"We felt if we could at least get some relief there, that would be major," Simon said in an interview Thursday.
But the hospital defends the value of its current system.
"We're currently staffed in a way that we feel is appropriate," Milano said.
He also said the hospital and union continue to negotiate on issues unrelated to staffing.
"We're not agreed on economics yet. There are other things on the table," he said.
The hospital has offered a 10 percent salary increase over three years. The union is asking for a 3.5 percent increase in a one-year contract, with a 1.5 percent retroactive pay bump.
The hospital employs roughly 800 registered nurses; 616 of them are voting members of the MNA.
Nurses continue to work under terms of a contract that lapsed Sept. 30, 2016, but remains in effect due to an "evergreen" provision.
Members of the union rejected the hospital's "best and final" offer at the end of May. In July, nurses voted 442-92 to authorize their bargaining committee to call a one-day strike.
Berkshire Medical Center says it is prepared to provide replacement nurse staffing for a week and to continue regular hospital operations, if a strike is called. Due to notification requirements, the strike could not come before Sept. 1.
As talks continue, the MNA continues to seek federal help with what it claims to be unfair labor practices by the hospital related to negotiations.
On Tuesday, the union filed a complaint with the National Labor Relations Board alleging it has been unable to receive data it needs to conduct talks on behalf of its members.
"The Employer has repeatedly failed and refused to provide information relevant and necessary for the Union to bargain over health insurance," the charge filed with the NLRB states.
Markman said that while the hospital has provided some information, the union needs more data on use of the hospital's health coverage as it pursues efforts to shape new types of policies for its members.
For instance, the union seeks the option of having members enroll in limited plans that cover them and their children, or them and a partner.
Now, the nurses can choose either individual or family plans.
"In order to negotiate effectively, we need to really understand where claims are coming from," Markman said.
He said the union wants to study existing costs for health coverage in an effort to bolster its bargaining position on the alternative policies it wants the hospital to consider.

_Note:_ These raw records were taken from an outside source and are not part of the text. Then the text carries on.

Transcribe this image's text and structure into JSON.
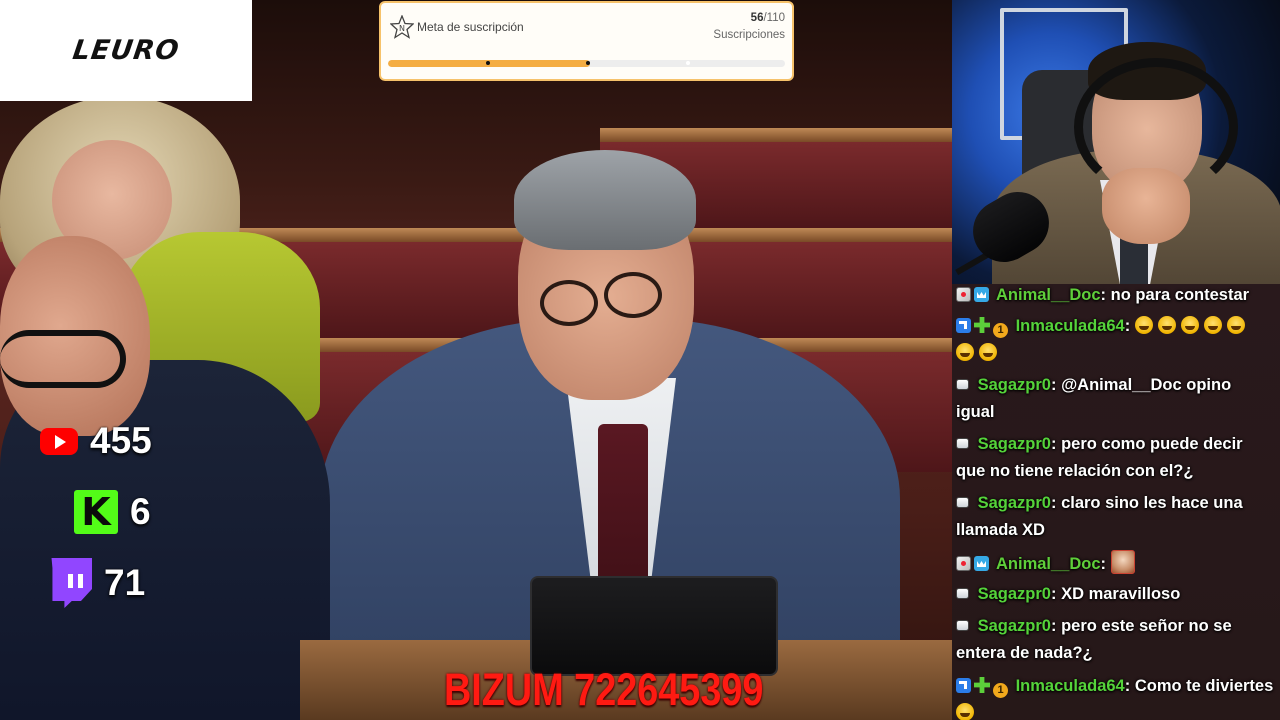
{
  "logo": {
    "text": "LEURO"
  },
  "goal": {
    "title": "Meta de suscripción",
    "current": "56",
    "total": "/110",
    "label": "Suscripciones",
    "progress": 0.509
  },
  "platforms": [
    {
      "name": "youtube",
      "icon": "youtube-icon",
      "count": "455",
      "color": "#ff0000"
    },
    {
      "name": "kick",
      "icon": "kick-icon",
      "glyph": "K",
      "count": "6",
      "color": "#53fc18"
    },
    {
      "name": "twitch",
      "icon": "twitch-icon",
      "count": "71",
      "color": "#9146ff"
    }
  ],
  "banner": {
    "text": "BIZUM 722645399",
    "color": "#ff1a12"
  },
  "chat": {
    "messages": [
      {
        "user": "Animal__Doc",
        "sep": ": ",
        "text": "no para contestar",
        "badges": [
          "sub-badge",
          "crown-badge"
        ]
      },
      {
        "user": "Inmaculada64",
        "sep": ": ",
        "text": "",
        "badges": [
          "arrow-badge",
          "plus-badge",
          "one-badge"
        ],
        "emotes": 7
      },
      {
        "user": "Sagazpr0",
        "sep": ": ",
        "text": "@Animal__Doc opino igual",
        "badges": [
          "mod-badge"
        ]
      },
      {
        "user": "Sagazpr0",
        "sep": ": ",
        "text": "pero como puede decir que no tiene relación con el?¿",
        "badges": [
          "mod-badge"
        ]
      },
      {
        "user": "Sagazpr0",
        "sep": ": ",
        "text": "claro sino les hace una llamada XD",
        "badges": [
          "mod-badge"
        ]
      },
      {
        "user": "Animal__Doc",
        "sep": ": ",
        "text": "",
        "badges": [
          "sub-badge",
          "crown-badge"
        ],
        "image_emote": true
      },
      {
        "user": "Sagazpr0",
        "sep": ": ",
        "text": "XD maravilloso",
        "badges": [
          "mod-badge"
        ]
      },
      {
        "user": "Sagazpr0",
        "sep": ": ",
        "text": "pero este señor no se entera de nada?¿",
        "badges": [
          "mod-badge"
        ]
      },
      {
        "user": "Inmaculada64",
        "sep": ": ",
        "text": "Como te diviertes",
        "badges": [
          "arrow-badge",
          "plus-badge",
          "one-badge"
        ],
        "emotes": 1
      }
    ],
    "one_badge_label": "1"
  },
  "colors": {
    "username": "#55d33a",
    "goal_border": "#f6c26b",
    "goal_fill": "#f4ad43"
  }
}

Markman said the union did receive "summary" data, including the total number of claims and information on premiums.
Milano said the hospital does not believe the MNA is entitled to obtain that data. "We still question the validity of their asking for that," he said.
The new unfair labor practices complaint joins at least two others filed during current negotiations. One submitted in July alleges the hospital created a new policy without giving the union a chance to review it.
The complaint filed by Simon of the MNA reads in part: "Management has broadened the circumstances in which absentee occurrences will be disciplined without regard for the reason for said absences or any other changes."
Another complaint targets a letter sent to employees by Milano July 13. The union claims the letter violated federal labor law by listing possible consequences of a strike.
Milano previously told The Eagle the hospital believes it has the right to communicate directly with the nurses.
All of the complaints are pending before the NLRB.
Reach staff writer Larry Parnass at 413-496-6214 or @larryparnass
TALK TO US
If you'd like to leave a comment (or a tip or a question) about this story with the editors, please email us. We also welcome letters to the editor for publication; you can do that by filling out our letters form and submitting it to the newsroom.